The perfect meal
Delving into the mind of Jiro Ono, master sushi chef
Jiro Dreams of Sushi, a documentary film directed by David Gelb, is the story of an 85-year-old perfectionist sushi master named Jiro Ono who runs a 10-seat sushi restaurant in a Tokyo subway station that has garnered a three-star Michelin rating, despite its funky location and lack of an on-premise toilet. That alone is interesting enough, but it is the film’s meticulous, successive delving into the layered depths of Ono’s life, mind, co-workers, customers, children and the world of sushi that puts Jiro over the top.
His restaurant, Sukiyabashi Jiro, serves no drinks, no appetizers—only sushi that has been sourced from the very best seafood available and prepared with a level of attention and care that other, lesser sushi restaurants simply cannot attain. One must reserve a spot at least a month in advance for the three “movements” of sushi that Ono serves to that night’s customers.
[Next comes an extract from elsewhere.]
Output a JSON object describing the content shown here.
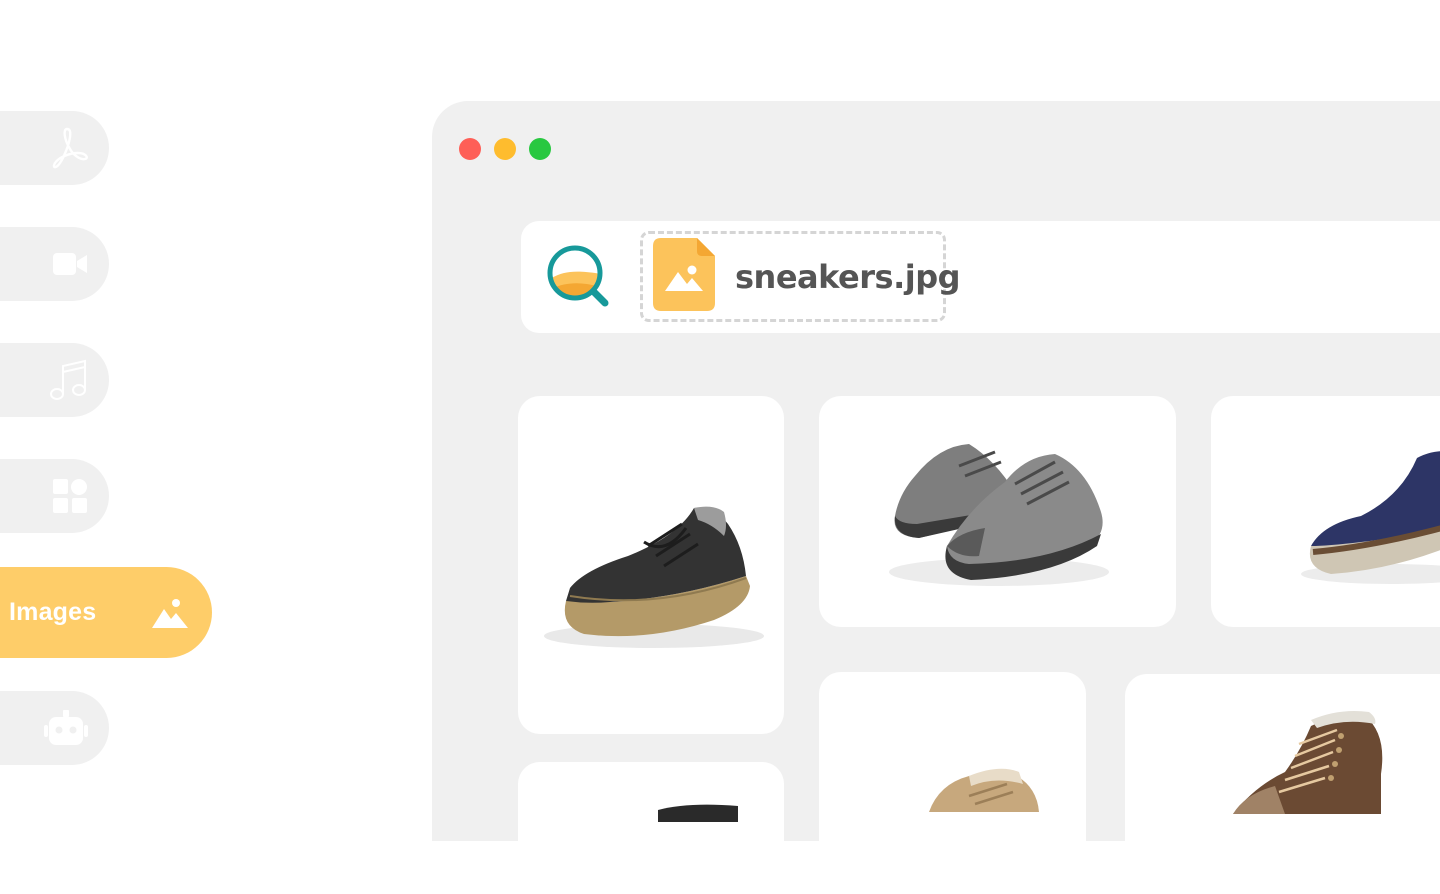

Like a conductor of a premier symphony, Ono guides each evening at his restaurant with almost unbelievable artful flair and love.
Ono—who was basically abandoned by his mother and drunken father at a young age—has such a strong, passionate work ethic (developed originally because of his need to survive) that every move he has made in his 75-year career as a sushi chef has been in pursuit of perfection.
Over the course of the movie, one cannot help but grow to have great respect and affection for the seemingly gruff, demanding master.
Sentences uttered unpretentiously by Ono throughout the film shine like bits of Zen wisdom, such as “Never complain about your job”; “Ultimate simplicity leads to purity”; and “You have no home to come back to”—which is something that, according to Ono, one should say to one’s children so that they can go out into the world and succeed as adults.